However, many previous diplomatic efforts to resolve Libya’s internal conflict have run aground on the messy reality of a contest among many different groups since the 2011 ousting of Muammar Gaddafi.
“It’s a good continuation of the mood of progress, optimism and settlement,” said Tarek Megerisi, a policy fellow with the North Africa and Middle East programme at the European Council on Foreign Relations.
“But there is still no clear sign that Libyan belligerents are looking at this as anything other than a period of posturing and positioning to ensure they can dominate the next round of Libya’s transitional politics,” he added.
Both sides have been backed with weapons and fighters by outside powers as the Libyan conflict has drawn in countries propelled by their own regional interests.

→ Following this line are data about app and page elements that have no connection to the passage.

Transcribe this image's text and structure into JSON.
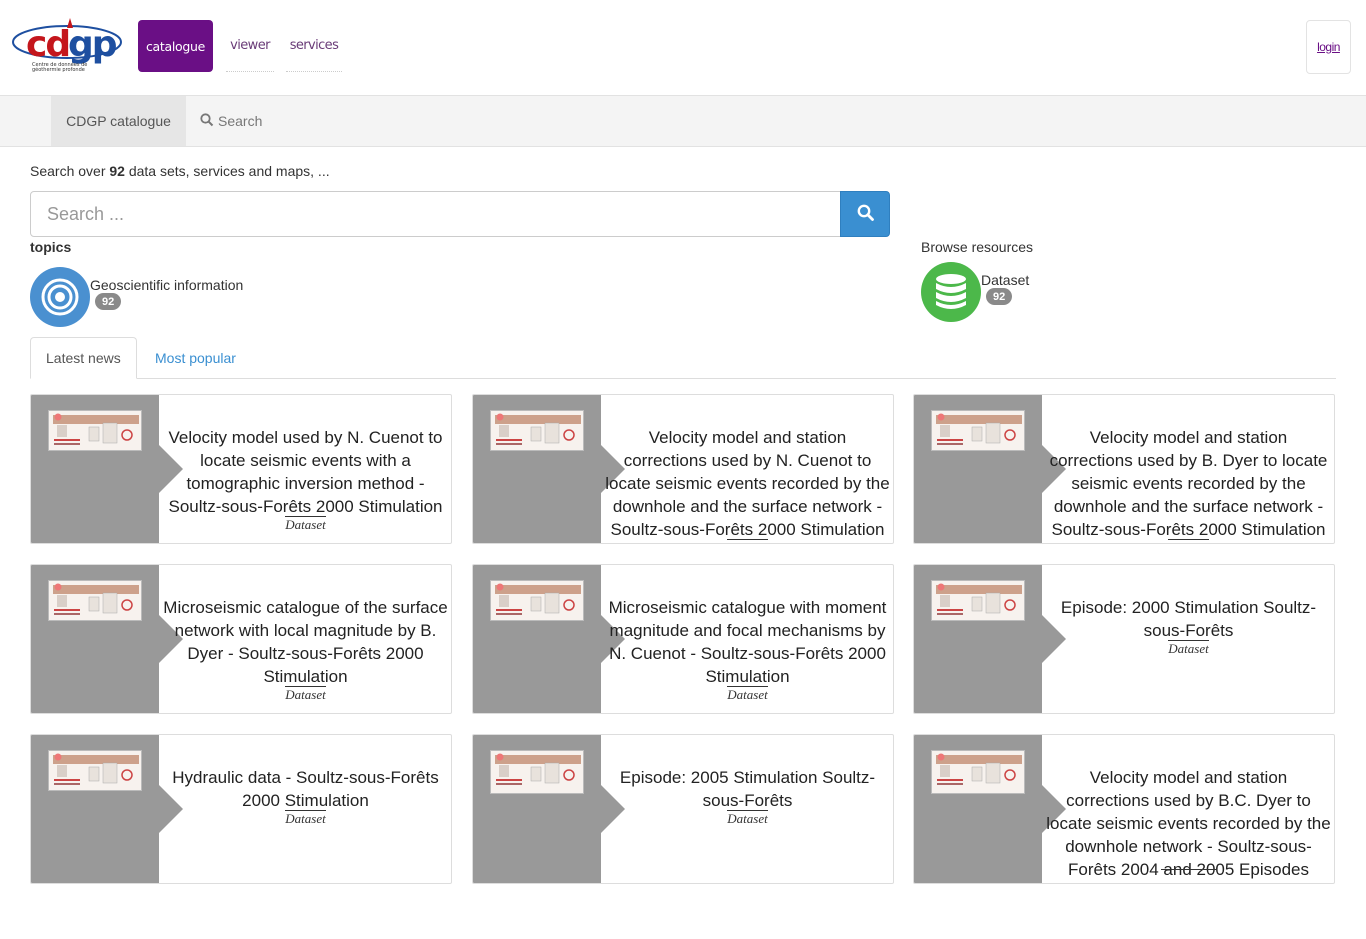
{
  "header": {
    "logo_text": "cdgp",
    "logo_subtitle": "Centre de données de géothermie profonde",
    "nav": [
      {
        "label": "catalogue",
        "active": true
      },
      {
        "label": "viewer",
        "active": false
      },
      {
        "label": "services",
        "active": false
      }
    ],
    "login_label": "login"
  },
  "subbar": {
    "brand": "CDGP catalogue",
    "search_label": "Search",
    "search_icon": "search-icon"
  },
  "search": {
    "prefix": "Search over",
    "count": "92",
    "suffix": "data sets, services and maps, ...",
    "placeholder": "Search ...",
    "button_icon": "search-icon"
  },
  "topics": {
    "label": "topics",
    "items": [
      {
        "name": "Geoscientific information",
        "count": "92",
        "icon": "target-icon",
        "color": "#4a90d0"
      }
    ]
  },
  "browse": {
    "label": "Browse resources",
    "items": [
      {
        "name": "Dataset",
        "count": "92",
        "icon": "database-icon",
        "color": "#4cb84a"
      }
    ]
  },
  "tabs": [
    {
      "label": "Latest news",
      "active": true
    },
    {
      "label": "Most popular",
      "active": false
    }
  ],
  "cards": [
    {
      "title": "Velocity model used by N. Cuenot to locate seismic events with a tomographic inversion method - Soultz-sous-Forêts 2000 Stimulation",
      "type": "Dataset"
    },
    {
      "title": "Velocity model and station corrections used by N. Cuenot to locate seismic events recorded by the downhole and the surface network - Soultz-sous-Forêts 2000 Stimulation",
      "type": "Dataset"
    },
    {
      "title": "Velocity model and station corrections used by B. Dyer to locate seismic events recorded by the downhole and the surface network - Soultz-sous-Forêts 2000 Stimulation",
      "type": "Dataset"
    },
    {
      "title": "Microseismic catalogue of the surface network with local magnitude by B. Dyer - Soultz-sous-Forêts 2000 Stimulation",
      "type": "Dataset"
    },
    {
      "title": "Microseismic catalogue with moment magnitude and focal mechanisms by N. Cuenot - Soultz-sous-Forêts 2000 Stimulation",
      "type": "Dataset"
    },
    {
      "title": "Episode: 2000 Stimulation Soultz-sous-Forêts",
      "type": "Dataset"
    },
    {
      "title": "Hydraulic data - Soultz-sous-Forêts 2000 Stimulation",
      "type": "Dataset"
    },
    {
      "title": "Episode: 2005 Stimulation Soultz-sous-Forêts",
      "type": "Dataset"
    },
    {
      "title": "Velocity model and station corrections used by B.C. Dyer to locate seismic events recorded by the downhole network - Soultz-sous-Forêts 2004 and 2005 Episodes",
      "type": ""
    }
  ],
  "colors": {
    "brand_purple": "#6a0f85",
    "accent_blue": "#3a8fd1",
    "card_gray": "#999999"
  }
}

The GNA is supported by Turkey, while the United Arab Emirates, Russia and Egypt back the LNA. The United Nations has urged all foreign parties to stop interfering in Libya and criticised their breach of an arms embargo.